30, 1865. Colonel — I have the honor to submit here, with a succinct report of the operations of this army in the recent campaign resulting in the evacuation of Richmond and Petersburg, and terminating in the surrender of the Army of Northern Virginia. On the twenty-ninth ultimo, in pursuance of orders received from the Lieutenant-General commanding, the Second and Fifth corps were moved across Hatcher's run, the former by the Vaughan road, the latter by the old stage road crossing at Perkins'. The Second corps, holding the extreme left of the line before Petersburg prior to moving, was relieved by Major-General Gibbon, commanding two divisions of the Twenty-fourth corps. Major-General Humphreys, commanding the Second corps, was directed after crossing Hatcher's run. to take position with his right resting on Hatcher's run, and his left extending to the Quaker road. Major-General Warren, commanding Fifth corps, was directed at first to take position at the intersection of th

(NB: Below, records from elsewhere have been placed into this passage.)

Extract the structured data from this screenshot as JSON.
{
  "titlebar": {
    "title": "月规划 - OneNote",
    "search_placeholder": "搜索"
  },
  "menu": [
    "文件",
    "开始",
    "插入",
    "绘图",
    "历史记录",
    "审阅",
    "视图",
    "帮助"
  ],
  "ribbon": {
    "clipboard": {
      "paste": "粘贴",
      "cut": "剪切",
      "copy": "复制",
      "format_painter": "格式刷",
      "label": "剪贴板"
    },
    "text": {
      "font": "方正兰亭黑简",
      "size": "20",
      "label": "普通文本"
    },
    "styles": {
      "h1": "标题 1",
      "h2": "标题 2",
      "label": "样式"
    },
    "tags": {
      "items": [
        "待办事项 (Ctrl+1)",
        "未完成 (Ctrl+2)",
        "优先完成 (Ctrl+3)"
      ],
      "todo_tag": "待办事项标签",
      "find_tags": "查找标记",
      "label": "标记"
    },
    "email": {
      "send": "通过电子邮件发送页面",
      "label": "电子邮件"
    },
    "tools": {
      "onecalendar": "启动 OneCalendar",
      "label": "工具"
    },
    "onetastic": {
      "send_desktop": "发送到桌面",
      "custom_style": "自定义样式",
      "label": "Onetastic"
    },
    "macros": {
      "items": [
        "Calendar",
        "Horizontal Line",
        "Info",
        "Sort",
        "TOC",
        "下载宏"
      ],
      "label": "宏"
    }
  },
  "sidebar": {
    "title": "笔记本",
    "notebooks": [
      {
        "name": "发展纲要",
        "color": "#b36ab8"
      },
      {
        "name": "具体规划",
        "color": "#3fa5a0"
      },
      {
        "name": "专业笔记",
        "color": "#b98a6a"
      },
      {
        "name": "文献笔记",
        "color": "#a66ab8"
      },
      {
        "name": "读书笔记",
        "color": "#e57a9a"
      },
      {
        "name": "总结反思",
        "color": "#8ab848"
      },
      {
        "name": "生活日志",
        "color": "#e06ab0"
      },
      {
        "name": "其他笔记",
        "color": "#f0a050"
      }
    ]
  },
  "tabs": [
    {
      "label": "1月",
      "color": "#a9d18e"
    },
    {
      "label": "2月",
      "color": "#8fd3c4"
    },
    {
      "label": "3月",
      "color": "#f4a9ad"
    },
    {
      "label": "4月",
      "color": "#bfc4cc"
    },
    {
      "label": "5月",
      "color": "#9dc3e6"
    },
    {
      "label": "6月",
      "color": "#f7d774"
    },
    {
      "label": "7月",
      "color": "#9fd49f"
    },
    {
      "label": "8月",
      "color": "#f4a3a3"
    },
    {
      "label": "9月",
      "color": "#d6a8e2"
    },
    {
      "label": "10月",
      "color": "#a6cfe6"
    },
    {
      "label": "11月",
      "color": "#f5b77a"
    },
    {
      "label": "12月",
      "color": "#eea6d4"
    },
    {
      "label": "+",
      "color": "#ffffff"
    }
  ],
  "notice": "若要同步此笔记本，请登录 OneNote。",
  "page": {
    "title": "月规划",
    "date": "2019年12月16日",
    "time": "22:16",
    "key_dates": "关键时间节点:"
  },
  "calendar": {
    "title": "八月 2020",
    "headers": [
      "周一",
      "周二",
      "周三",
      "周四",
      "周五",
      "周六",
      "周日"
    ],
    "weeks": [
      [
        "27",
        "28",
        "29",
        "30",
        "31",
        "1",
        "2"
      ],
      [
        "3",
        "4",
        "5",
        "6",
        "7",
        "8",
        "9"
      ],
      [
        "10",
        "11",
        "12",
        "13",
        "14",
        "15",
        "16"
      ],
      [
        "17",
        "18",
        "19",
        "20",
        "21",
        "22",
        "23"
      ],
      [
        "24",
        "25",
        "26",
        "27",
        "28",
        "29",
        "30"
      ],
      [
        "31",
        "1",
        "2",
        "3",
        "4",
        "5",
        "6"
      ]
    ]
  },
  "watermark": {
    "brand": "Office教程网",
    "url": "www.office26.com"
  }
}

Francis Jackson Garrison, William Lloyd Garrison, 1805-1879; the story of his life told by his children: volume 2, Chapter 3: the Clerical appeal.—1837. (search)
s and ungodly. The new bull would, in spite of the sermons by which Right and Wrong, 1837, pp. 50-57. it was immediately enforced, in all probability have fallen flat—such was the anti-slavery leaven in the churches—but for its speedy bolstering by an Appeal of Clerical Abolitionists on Anti-slavery Measures, published in the New England Spectator of August 2, and bearing the signatures of five clergymen, viz., Charles Fitch, Boston; David Sanford, Dorchester; Wm. M. Cornell, Quincy; Jonas Perkins, Weymouth; and Joseph H. Towne, Boston. The first and last alone were known for their anti-slavery connection; and, in the discussion to which the Appeal instantly gave rise, they had no Lib. 7.134. further support from their co-signataries. The authorship of the document was divided between them. Fitch was the pastor of the First Free Congregational Church, whose organization against clerical repression and in the interest of close anti-slavery communion has been Ante, 1.481. alrea
Francis Jackson Garrison, William Lloyd Garrison, 1805-1879; the story of his life told by his children: volume 2, Chapter 4: Pennsylvania Hall.—the non-resistance society.—1838. (search)
sa Walker here to assist me in concocting something of the kind; so that when we come together at the time of the Convention, we shall be tolerably well prepared for the emergency. Please not to neglect this. On August 30, 1838, Mrs. Chapman, recovered from Ms. May 25, 1838, W. L. G. to G. W. Benson. the almost fatal attack of fever induced by the fatigue of her Philadelphia experience, informs Mr. Garrison that H. C. Wright has recently been at Weymouth, much to the discomfiture of Mr. Perkins. He delivered seven lectures there, the people hearing him gladly. We all hope to see you at the Peace Convention, which, as far as I can learn, bids fair to excite a general interest. Mrs. Chapman adds: I send you Emerson's oration [the famous discourse before the Harvard Divinity School, July 15, 1838]. It is rousing the wrath of the Cambridge powers that be in an astonishing manner. How cowardly are Unitarians generally! They take the alarm at sentiments which differ only in sha
y, 1.89, officers (1830), 207, G. Benson an honorary member, 425; original constitution, 425. Percival, James Gates [1795-1856], 1.66. Perfectionism, set forth by Noyes, 2.145, 206, 207, by G., 148, 150, 153, 176, 201-204, by Mrs. Child, 204, by N. Colver, 429; discussed by Spectator, 157, by E. Wright, 178; illustrated by A. Mahan, 286, by J. Boyle, 286; disseminated by G. in England, 409. Perfectionist (New Haven), edited by J. H. Noyes, 2.114, 145, read by G., 144, 145. Perkins, Jonas, Rev., signer of Clerical Appeal, 2.136, disturbed by H. C. Wright, 224. Perley, Israel, pioneer to the St. John, 1.1, 2; clerk of patriot meeting, 6-8. Pettibone, Philo C., Rev., reveals clerical plot, 2.262. Phelps, Abner, Dr. [b. Belchertown, Mass., Sept. 5, 1779; d. Boston, Feb. 24, 1873], 1.278. Phelps, Amos Augustus, Rev. [b. Farmington, Conn., Nov. 11, 1804; d. Roxbury, Mass., July 30, 1847, buried in Mt. Auburn], Pastor of Pine St. Church, 1.417; orthodox, 2.138; drops C